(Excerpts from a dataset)
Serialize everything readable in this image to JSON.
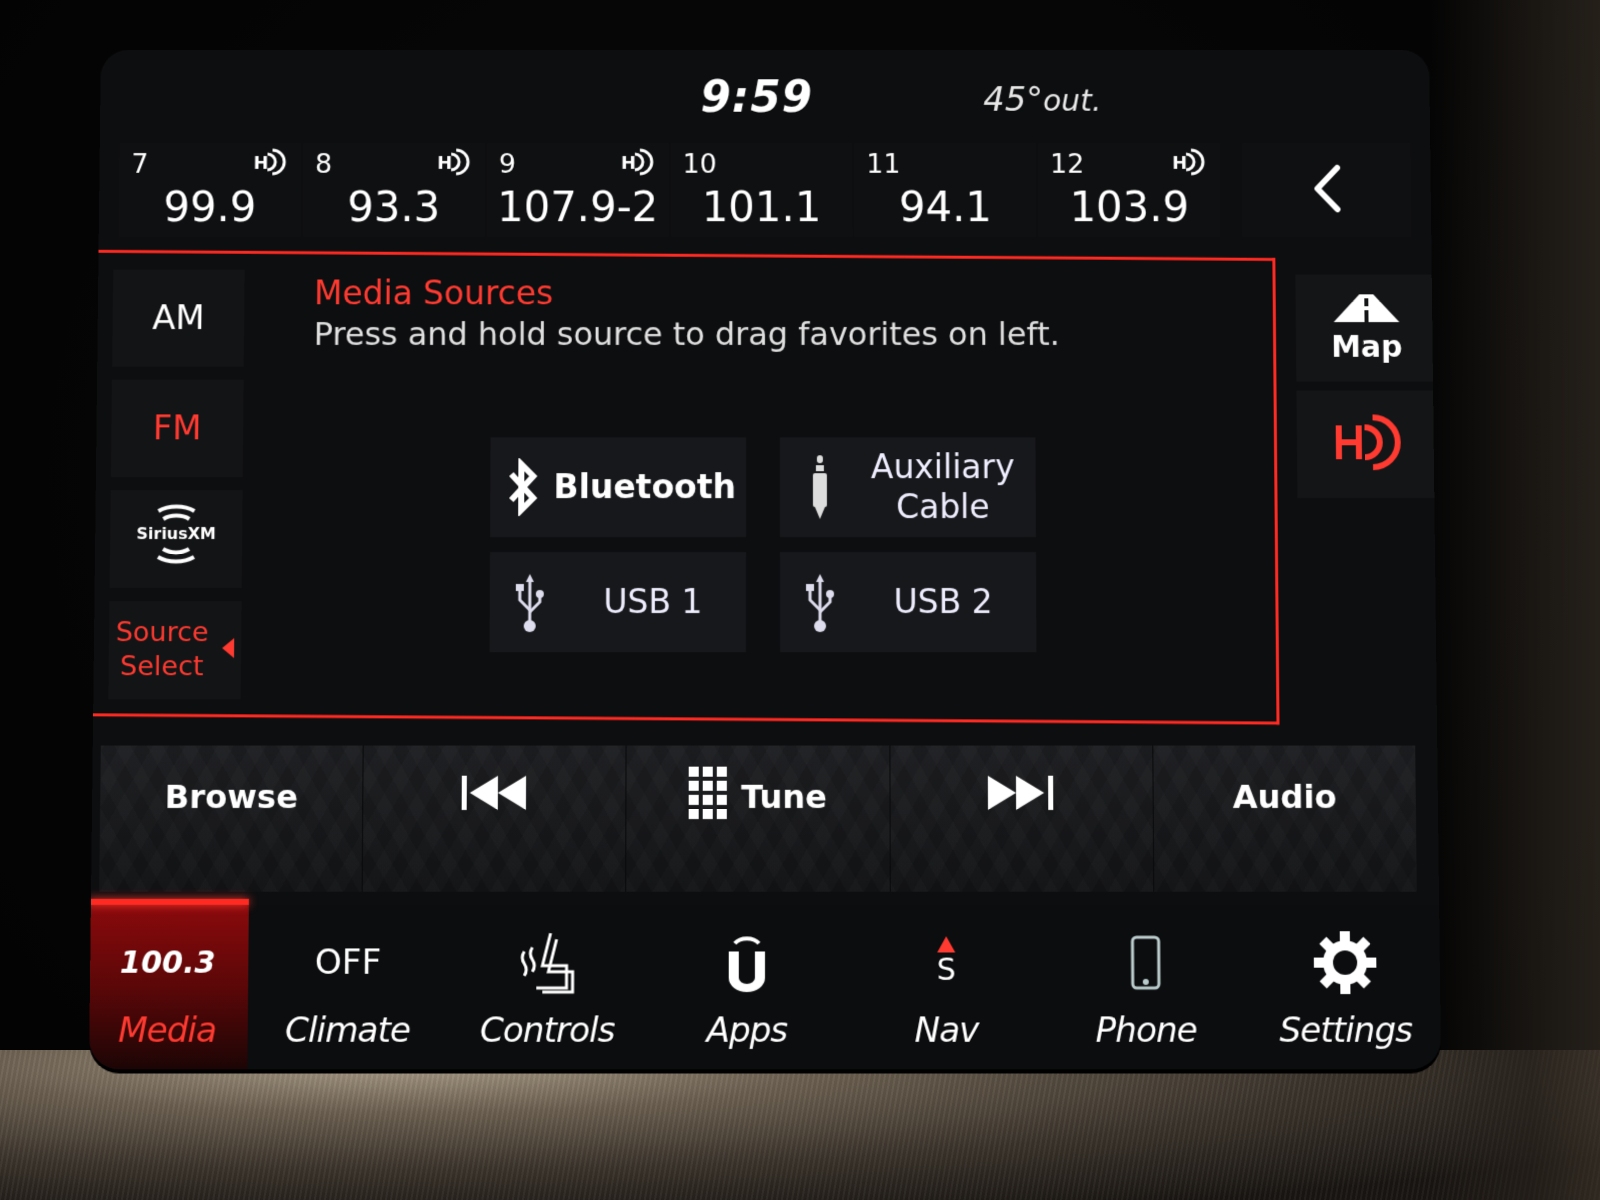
{
  "status_bar": {
    "time": "9:59",
    "temperature": "45°",
    "temperature_suffix": "out."
  },
  "presets": [
    {
      "number": "7",
      "frequency": "99.9",
      "hd": true
    },
    {
      "number": "8",
      "frequency": "93.3",
      "hd": true
    },
    {
      "number": "9",
      "frequency": "107.9-2",
      "hd": true
    },
    {
      "number": "10",
      "frequency": "101.1",
      "hd": false
    },
    {
      "number": "11",
      "frequency": "94.1",
      "hd": false
    },
    {
      "number": "12",
      "frequency": "103.9",
      "hd": true
    }
  ],
  "back_icon": "chevron-left-icon",
  "sources_sidebar": {
    "am_label": "AM",
    "fm_label": "FM",
    "siriusxm_label": "SiriusXM",
    "source_select_line1": "Source",
    "source_select_line2": "Select"
  },
  "media_panel": {
    "title": "Media Sources",
    "subtitle": "Press and hold source to drag favorites on left.",
    "sources": [
      {
        "label": "Bluetooth",
        "icon": "bluetooth-icon"
      },
      {
        "label_line1": "Auxiliary",
        "label_line2": "Cable",
        "icon": "aux-jack-icon"
      },
      {
        "label": "USB 1",
        "icon": "usb-icon"
      },
      {
        "label": "USB 2",
        "icon": "usb-icon"
      }
    ]
  },
  "right_column": {
    "map_label": "Map",
    "hd_icon": "hd-radio-icon"
  },
  "transport": {
    "browse": "Browse",
    "tune": "Tune",
    "audio": "Audio"
  },
  "bottom_nav": [
    {
      "top": "100.3",
      "label": "Media",
      "active": true
    },
    {
      "top": "OFF",
      "label": "Climate"
    },
    {
      "label": "Controls",
      "icon": "heated-seat-icon"
    },
    {
      "label": "Apps",
      "icon": "uconnect-icon"
    },
    {
      "top": "S",
      "label": "Nav",
      "icon": "compass-icon"
    },
    {
      "label": "Phone",
      "icon": "phone-icon"
    },
    {
      "label": "Settings",
      "icon": "gear-icon"
    }
  ],
  "colors": {
    "accent_red": "#ff3a30",
    "panel_border": "#ff2a22",
    "background": "#0d0e10"
  }
}
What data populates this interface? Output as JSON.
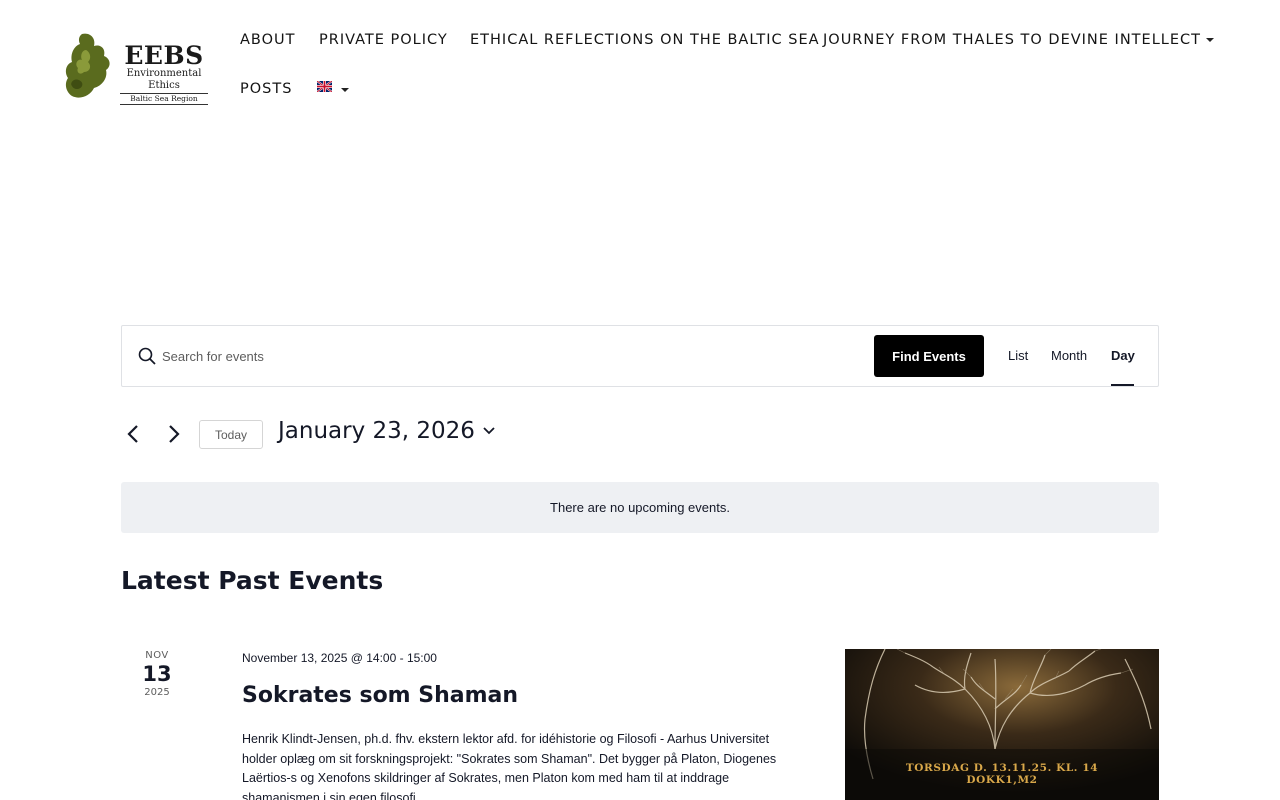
{
  "logo": {
    "title": "EEBS",
    "subtitle": "Environmental Ethics",
    "region": "Baltic Sea Region"
  },
  "nav": {
    "items": [
      {
        "label": "ABOUT"
      },
      {
        "label": "PRIVATE POLICY"
      },
      {
        "label": "ETHICAL REFLECTIONS ON THE BALTIC SEA"
      },
      {
        "label": "JOURNEY FROM THALES TO DEVINE INTELLECT"
      },
      {
        "label": "POSTS"
      }
    ],
    "language_icon": "uk-flag-icon"
  },
  "search": {
    "placeholder": "Search for events",
    "value": "",
    "find_label": "Find Events",
    "views": [
      {
        "label": "List"
      },
      {
        "label": "Month"
      },
      {
        "label": "Day"
      }
    ],
    "active_view": "Day"
  },
  "date_nav": {
    "today_label": "Today",
    "current_date": "January 23, 2026"
  },
  "notice": "There are no upcoming events.",
  "past_events": {
    "title": "Latest Past Events",
    "events": [
      {
        "month": "NOV",
        "day": "13",
        "year": "2025",
        "datetime": "November 13, 2025 @ 14:00 - 15:00",
        "title": "Sokrates som Shaman",
        "description": "Henrik Klindt-Jensen, ph.d. fhv. ekstern lektor afd. for idéhistorie og Filosofi - Aarhus Universitet holder oplæg om sit forskningsprojekt: \"Sokrates som Shaman\". Det bygger på Platon, Diogenes Laërtios-s og Xenofons skildringer af Sokrates, men Platon kom med ham til at inddrage shamanismen i sin egen filosofi.",
        "image_caption_1": "TORSDAG D. 13.11.25. KL. 14",
        "image_caption_2": "DOKK1,M2"
      }
    ]
  },
  "colors": {
    "primary_button": "#000000",
    "text": "#141827",
    "notice_bg": "#eef0f3"
  }
}
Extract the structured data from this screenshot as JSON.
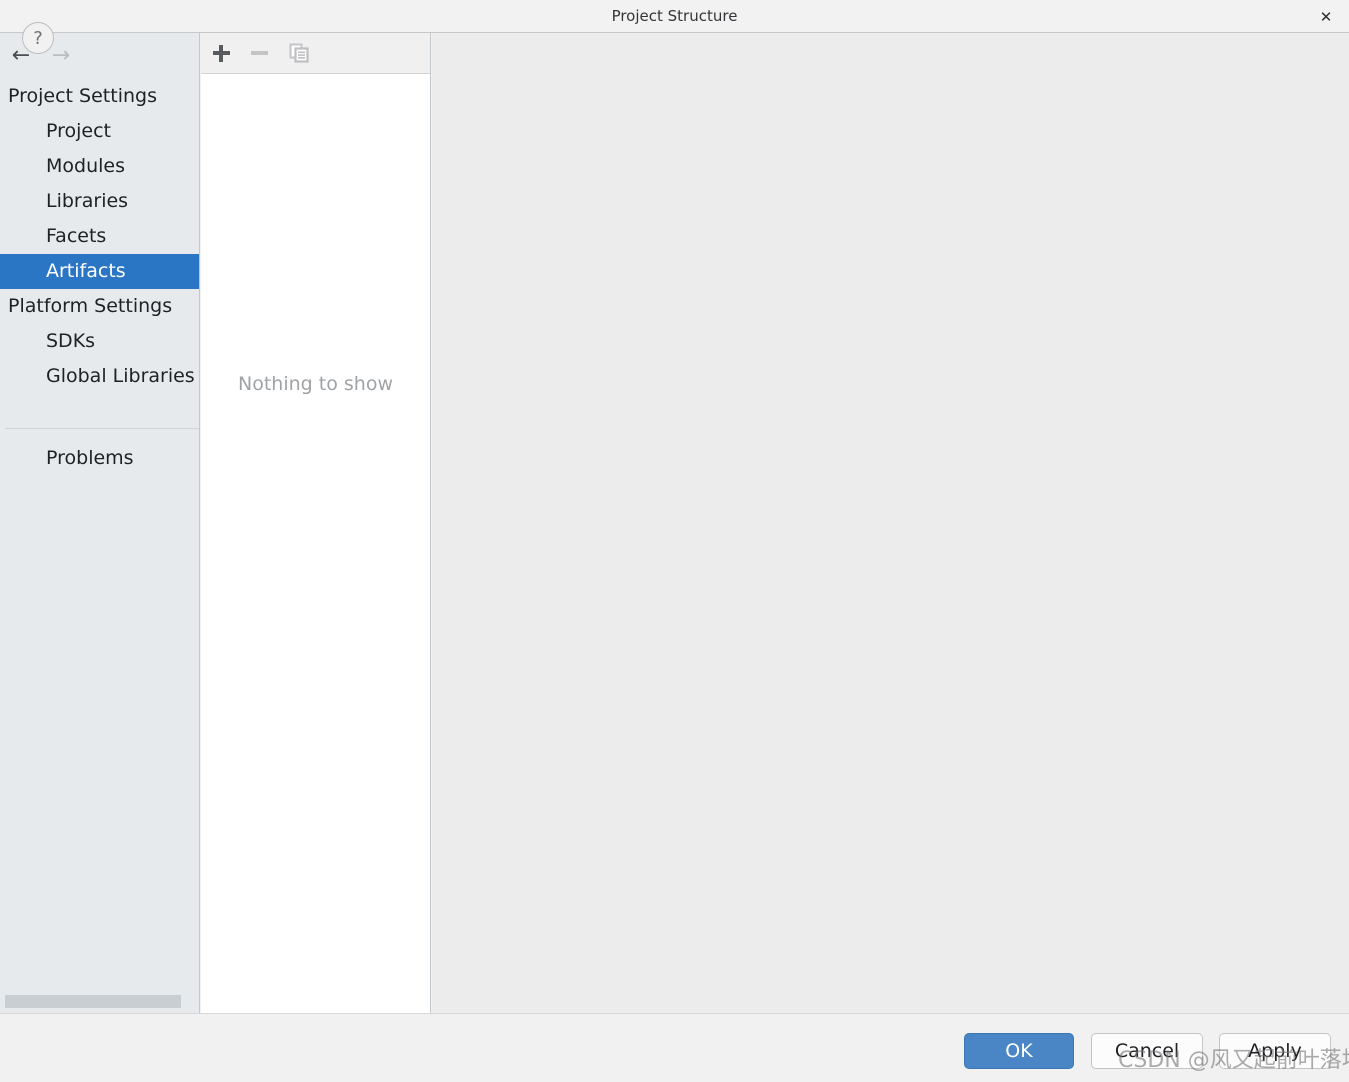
{
  "window": {
    "title": "Project Structure",
    "close_label": "✕"
  },
  "sidebar": {
    "nav": {
      "back_icon": "←",
      "forward_icon": "→"
    },
    "groups": [
      {
        "label": "Project Settings",
        "items": [
          {
            "label": "Project",
            "selected": false
          },
          {
            "label": "Modules",
            "selected": false
          },
          {
            "label": "Libraries",
            "selected": false
          },
          {
            "label": "Facets",
            "selected": false
          },
          {
            "label": "Artifacts",
            "selected": true
          }
        ]
      },
      {
        "label": "Platform Settings",
        "items": [
          {
            "label": "SDKs",
            "selected": false
          },
          {
            "label": "Global Libraries",
            "selected": false
          }
        ]
      }
    ],
    "problems_label": "Problems",
    "selected_item": "Artifacts",
    "selection_color": "#2a76c4",
    "background_color": "#e6eaed"
  },
  "middle_panel": {
    "toolbar": {
      "add_label": "+",
      "add_enabled": true,
      "remove_label": "−",
      "remove_enabled": false,
      "copy_enabled": false
    },
    "empty_message": "Nothing to show"
  },
  "bottom_bar": {
    "help_label": "?",
    "ok_label": "OK",
    "cancel_label": "Cancel",
    "apply_label": "Apply",
    "ok_color": "#4a86c5"
  },
  "watermark": {
    "text": "CSDN @风又起前叶落地"
  }
}
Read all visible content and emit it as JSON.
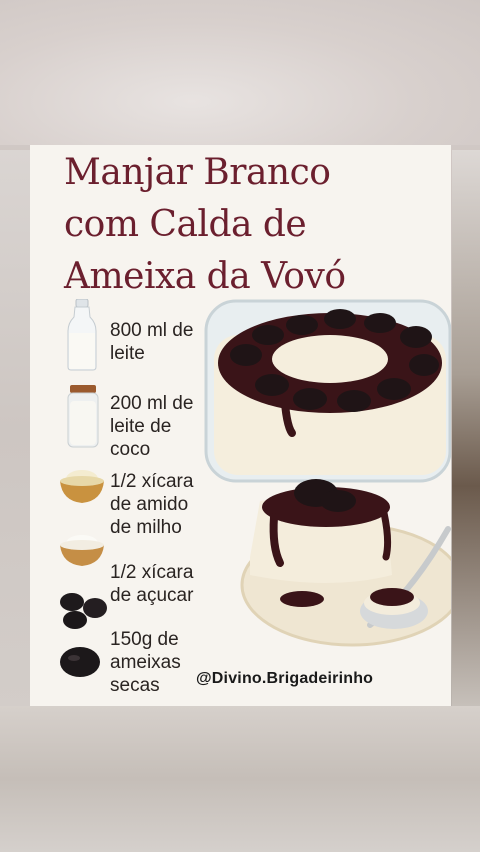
{
  "title": {
    "line1": "Manjar Branco",
    "line2": "com Calda de",
    "line3": "Ameixa da Vovó"
  },
  "ingredients": [
    {
      "text": "800 ml de\nleite",
      "icon": "milk-bottle-icon"
    },
    {
      "text": "200 ml de\nleite de\ncoco",
      "icon": "coconut-milk-jar-icon"
    },
    {
      "text": "1/2 xícara\nde amido\nde milho",
      "icon": "cornstarch-bowl-icon"
    },
    {
      "text": "1/2 xícara\nde açucar",
      "icon": "sugar-bowl-icon"
    },
    {
      "text": "150g de\nameixas\nsecas",
      "icon": "prunes-icon"
    }
  ],
  "handle": "@Divino.Brigadeirinho",
  "colors": {
    "title": "#6b1f2e",
    "card_bg": "#f7f4ef",
    "sauce": "#3a1418",
    "cream": "#f3ecdc"
  }
}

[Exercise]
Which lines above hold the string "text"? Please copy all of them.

[Answer space]
    "text": "#141827",
    "text": "CSDN @风又起前叶落地"
      "text": "800 ml de\nleite",
      "text": "200 ml de\nleite de\ncoco",
      "text": "1/2 xícara\nde amido\nde milho",
      "text": "1/2 xícara\nde açucar",
      "text": "150g de\nameixas\nsecas",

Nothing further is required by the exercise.